I'm very disappointed with Regatta; I expected a lot better.

With the clocks going back to GMT in the early hours of this morning it meant that I had an extra hour to get ready. I didn't need it though; the only extra task I needed to do was to make sure I was wearing my watch which is set to the correct time zone; I can't cope with changing the time on a watch twice a year so I have two watches instead; one set to GMT for the winter season and the other set to BST for the summer months.

It was quite cloudy when I left home early this morning but by the time I'd stepped off the bus at the Millstone Inn the weather was glorious...and it stayed that way all day.

I walked down to the river, through woods and across meadows, stopping in several places to take photographs. I then reached the Grindleford road; something delicious was being cooked at the Leadmill Inn as I passed it before turning right and up the hill towards the hamlet of Leam. I was soon walking across Eyam Moor and after a few minutes stopped to eat my sandwiches at one of my favourite spots in the Peak District, with a wonderfully satisfying view of Hathersage, Stanage Edge, Millstone Edge, and the distant moors. Once I'd got up and started walking again I stopped a few times and turned to look behind me to continue enjoying the view and taking more photographs.
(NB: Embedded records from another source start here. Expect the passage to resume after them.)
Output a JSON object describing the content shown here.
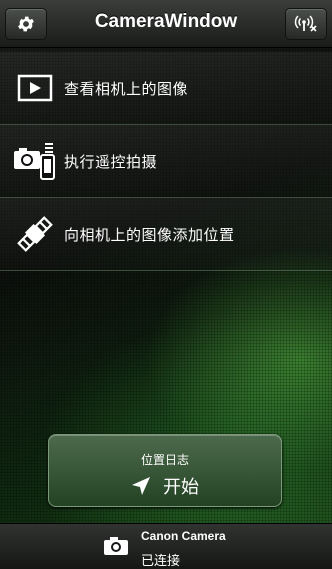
{
  "header": {
    "title": "CameraWindow",
    "settings_icon": "gear-icon",
    "wireless_icon": "wireless-disconnect-icon"
  },
  "menu": {
    "items": [
      {
        "label": "查看相机上的图像",
        "icon": "play-icon"
      },
      {
        "label": "执行遥控拍摄",
        "icon": "remote-camera-icon"
      },
      {
        "label": "向相机上的图像添加位置",
        "icon": "satellite-icon"
      }
    ]
  },
  "start_button": {
    "caption": "位置日志",
    "label": "开始",
    "icon": "location-arrow-icon"
  },
  "footer": {
    "camera_name": "Canon Camera",
    "status": "已连接",
    "icon": "camera-icon"
  },
  "colors": {
    "accent": "#3c7a34",
    "background": "#0b0d0b"
  }
}
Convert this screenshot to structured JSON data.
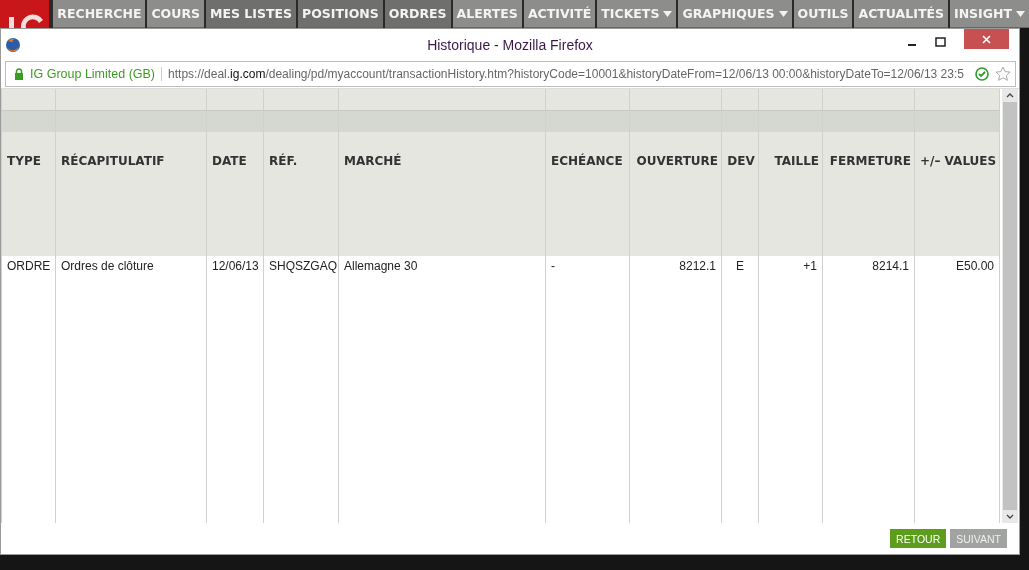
{
  "nav": {
    "tabs": [
      {
        "label": "RECHERCHE",
        "kind": "light",
        "dropdown": false
      },
      {
        "label": "COURS",
        "kind": "light",
        "dropdown": false
      },
      {
        "label": "MES LISTES",
        "kind": "dark",
        "dropdown": false
      },
      {
        "label": "POSITIONS",
        "kind": "dark",
        "dropdown": false
      },
      {
        "label": "ORDRES",
        "kind": "dark",
        "dropdown": false
      },
      {
        "label": "ALERTES",
        "kind": "light",
        "dropdown": false
      },
      {
        "label": "ACTIVITÉ",
        "kind": "light",
        "dropdown": false
      },
      {
        "label": "TICKETS",
        "kind": "light",
        "dropdown": true
      },
      {
        "label": "GRAPHIQUES",
        "kind": "light",
        "dropdown": true
      },
      {
        "label": "OUTILS",
        "kind": "light",
        "dropdown": false
      },
      {
        "label": "ACTUALITÉS",
        "kind": "light",
        "dropdown": false
      },
      {
        "label": "INSIGHT",
        "kind": "light",
        "dropdown": true
      }
    ]
  },
  "window": {
    "title": "Historique - Mozilla Firefox"
  },
  "address_bar": {
    "identity": "IG Group Limited (GB)",
    "url_prefix": "https://deal.",
    "url_domain": "ig.com",
    "url_rest": "/dealing/pd/myaccount/transactionHistory.htm?historyCode=10001&historyDateFrom=12/06/13 00:00&historyDateTo=12/06/13 23:5"
  },
  "table": {
    "columns": [
      "TYPE",
      "RÉCAPITULATIF",
      "DATE",
      "RÉF.",
      "MARCHÉ",
      "ECHÉANCE",
      "OUVERTURE",
      "DEV",
      "TAILLE",
      "FERMETURE",
      "+/– VALUES"
    ],
    "rows": [
      [
        "ORDRE",
        "Ordres de clôture",
        "12/06/13",
        "SHQSZGAQ",
        "Allemagne 30",
        "-",
        "8212.1",
        "E",
        "+1",
        "8214.1",
        "E50.00"
      ]
    ]
  },
  "buttons": [
    {
      "label": "RETOUR",
      "disabled": false
    },
    {
      "label": "SUIVANT",
      "disabled": true
    }
  ]
}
It wasn't long until I reached Eyam; both of the tearooms were busy and I wasn't prepared to queue so I headed straight for Mill Lane and then Stoney Middleton.

I didn't stay long at Stoney Middleton either; there isn't a cafe there. I located a footpath which was new to me and came out onto the road just north of Calver. The cafe at Calver seemed equally as busy as the tearooms in Eyam; in fact it's been quite a while since I've seen so many people walking in the Peak District.

Curbar is right next to Calver; I walked up through the village and found my next footpath merely by chance - I hadn't studied the map yet; I was planning to use a path further up the hill. Half of the route from Curbar to Baslow I hadn't walked along before, but this path eventually joined a more familiar alignment. On the approach to Baslow two large horses were standing and blocking the way at a gate - fortunately their owner was in the field and was able to help.

Everything went according to plan on my journey home until I was walking down my street and reached into my pocket for the house keys and then realised that I couldn't find my camera.

Friday, October 27, 2017

Autumn Colours At Sprotbrough

Marshall, my regular support worker who I usually see on a Thursday, hurt his back earlier this week whilst watching TV and so I was allocated a different person...and she could only see me today. It's been a lovely day and so we spent a couple of hours at Sprotbrough, one of my favourite local spots. Of course I would have preferred to have gone walking in the Peak District, but I'm required to see a support worker every week and it would have been difficult for me to cancel...especially since I need someone to go to the hospital with me next week for my routine bowel cancer screening test; a rather unpleasant procedure.